» **Saved entries**:
════════
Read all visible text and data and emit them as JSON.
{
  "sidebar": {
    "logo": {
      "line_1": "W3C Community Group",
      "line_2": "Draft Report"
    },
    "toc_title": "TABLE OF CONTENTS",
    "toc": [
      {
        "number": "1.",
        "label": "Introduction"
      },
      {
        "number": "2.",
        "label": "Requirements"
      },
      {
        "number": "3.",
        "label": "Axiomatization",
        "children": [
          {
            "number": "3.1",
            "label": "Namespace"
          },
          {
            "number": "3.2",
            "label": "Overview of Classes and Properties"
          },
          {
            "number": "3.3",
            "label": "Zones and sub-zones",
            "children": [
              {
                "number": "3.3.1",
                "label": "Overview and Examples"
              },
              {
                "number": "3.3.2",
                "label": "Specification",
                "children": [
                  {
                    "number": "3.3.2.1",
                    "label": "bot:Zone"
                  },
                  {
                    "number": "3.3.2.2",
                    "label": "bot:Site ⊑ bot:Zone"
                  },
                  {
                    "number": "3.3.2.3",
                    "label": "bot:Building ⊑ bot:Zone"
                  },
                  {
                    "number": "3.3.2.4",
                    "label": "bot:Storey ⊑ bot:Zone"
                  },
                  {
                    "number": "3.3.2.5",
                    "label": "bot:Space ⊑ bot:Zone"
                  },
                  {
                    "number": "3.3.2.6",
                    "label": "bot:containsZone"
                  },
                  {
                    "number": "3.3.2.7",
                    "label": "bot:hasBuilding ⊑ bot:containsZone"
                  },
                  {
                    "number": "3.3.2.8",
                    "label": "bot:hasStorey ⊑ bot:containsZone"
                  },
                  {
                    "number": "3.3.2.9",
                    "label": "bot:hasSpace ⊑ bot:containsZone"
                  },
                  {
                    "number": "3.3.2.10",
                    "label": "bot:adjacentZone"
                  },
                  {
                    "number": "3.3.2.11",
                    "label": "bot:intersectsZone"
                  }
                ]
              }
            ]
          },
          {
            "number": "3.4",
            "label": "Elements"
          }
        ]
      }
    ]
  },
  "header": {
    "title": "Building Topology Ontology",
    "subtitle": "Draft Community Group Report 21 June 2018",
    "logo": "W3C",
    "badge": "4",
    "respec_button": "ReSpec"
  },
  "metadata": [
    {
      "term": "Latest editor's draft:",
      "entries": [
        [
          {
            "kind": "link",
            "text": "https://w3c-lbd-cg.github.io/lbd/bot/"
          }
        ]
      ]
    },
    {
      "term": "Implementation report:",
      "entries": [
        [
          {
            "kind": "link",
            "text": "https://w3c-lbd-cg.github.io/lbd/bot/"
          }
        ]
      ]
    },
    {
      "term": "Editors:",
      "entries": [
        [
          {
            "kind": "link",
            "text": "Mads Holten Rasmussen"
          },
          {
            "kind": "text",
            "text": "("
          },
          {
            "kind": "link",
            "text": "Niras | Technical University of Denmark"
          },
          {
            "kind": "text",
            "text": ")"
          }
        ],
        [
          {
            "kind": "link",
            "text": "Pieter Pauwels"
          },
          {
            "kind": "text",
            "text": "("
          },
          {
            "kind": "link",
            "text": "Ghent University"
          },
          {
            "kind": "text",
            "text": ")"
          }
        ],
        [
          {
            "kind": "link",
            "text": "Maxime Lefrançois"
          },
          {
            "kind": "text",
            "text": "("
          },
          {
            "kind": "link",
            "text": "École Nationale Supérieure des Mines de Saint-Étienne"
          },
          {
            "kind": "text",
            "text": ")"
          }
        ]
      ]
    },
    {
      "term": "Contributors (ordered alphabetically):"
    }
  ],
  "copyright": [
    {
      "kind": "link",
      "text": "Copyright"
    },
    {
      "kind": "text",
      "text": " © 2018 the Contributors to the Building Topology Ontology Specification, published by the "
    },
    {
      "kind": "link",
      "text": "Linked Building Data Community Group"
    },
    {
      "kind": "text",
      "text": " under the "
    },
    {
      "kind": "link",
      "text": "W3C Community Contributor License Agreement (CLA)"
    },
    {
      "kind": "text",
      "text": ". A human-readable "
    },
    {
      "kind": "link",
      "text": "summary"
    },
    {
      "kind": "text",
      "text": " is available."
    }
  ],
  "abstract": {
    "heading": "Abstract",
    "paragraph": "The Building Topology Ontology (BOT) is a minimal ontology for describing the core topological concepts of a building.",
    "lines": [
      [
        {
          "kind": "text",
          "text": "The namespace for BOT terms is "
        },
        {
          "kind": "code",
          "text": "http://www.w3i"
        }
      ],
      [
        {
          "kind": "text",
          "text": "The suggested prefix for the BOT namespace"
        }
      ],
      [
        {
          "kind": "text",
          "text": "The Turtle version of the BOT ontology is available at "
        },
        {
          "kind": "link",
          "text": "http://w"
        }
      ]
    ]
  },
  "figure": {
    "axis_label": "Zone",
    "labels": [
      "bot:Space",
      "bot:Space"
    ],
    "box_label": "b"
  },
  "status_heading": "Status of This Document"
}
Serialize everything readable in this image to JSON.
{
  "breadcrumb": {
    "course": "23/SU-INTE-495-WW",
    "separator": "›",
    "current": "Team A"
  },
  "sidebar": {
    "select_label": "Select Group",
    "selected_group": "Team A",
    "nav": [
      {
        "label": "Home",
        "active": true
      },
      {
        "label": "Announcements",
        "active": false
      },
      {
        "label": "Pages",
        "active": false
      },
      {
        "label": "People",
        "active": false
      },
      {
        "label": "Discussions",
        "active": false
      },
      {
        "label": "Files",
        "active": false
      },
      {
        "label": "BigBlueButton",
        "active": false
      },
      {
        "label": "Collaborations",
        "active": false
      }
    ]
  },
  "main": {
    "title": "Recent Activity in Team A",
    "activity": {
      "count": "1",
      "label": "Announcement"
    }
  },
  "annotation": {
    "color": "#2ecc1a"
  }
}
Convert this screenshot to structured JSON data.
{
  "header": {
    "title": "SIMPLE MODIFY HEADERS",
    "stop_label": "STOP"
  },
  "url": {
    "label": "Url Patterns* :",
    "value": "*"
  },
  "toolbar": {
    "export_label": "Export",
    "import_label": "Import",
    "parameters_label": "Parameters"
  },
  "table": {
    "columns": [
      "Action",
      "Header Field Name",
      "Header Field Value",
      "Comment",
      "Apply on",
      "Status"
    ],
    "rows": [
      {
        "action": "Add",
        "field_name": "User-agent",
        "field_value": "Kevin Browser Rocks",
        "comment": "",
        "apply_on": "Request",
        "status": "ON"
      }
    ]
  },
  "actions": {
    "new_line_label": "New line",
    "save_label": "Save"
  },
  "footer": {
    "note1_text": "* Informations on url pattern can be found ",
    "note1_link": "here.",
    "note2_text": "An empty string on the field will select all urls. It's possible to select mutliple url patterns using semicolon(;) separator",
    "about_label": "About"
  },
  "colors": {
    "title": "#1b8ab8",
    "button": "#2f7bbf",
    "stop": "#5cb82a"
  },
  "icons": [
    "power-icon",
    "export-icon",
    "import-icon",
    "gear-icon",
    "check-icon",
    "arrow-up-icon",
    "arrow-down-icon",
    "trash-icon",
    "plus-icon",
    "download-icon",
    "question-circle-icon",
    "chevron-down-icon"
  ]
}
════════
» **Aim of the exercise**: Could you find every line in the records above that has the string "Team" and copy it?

» **Solution for this task**:
    "current": "Team A"
    "selected_group": "Team A",
    "title": "Recent Activity in Team A",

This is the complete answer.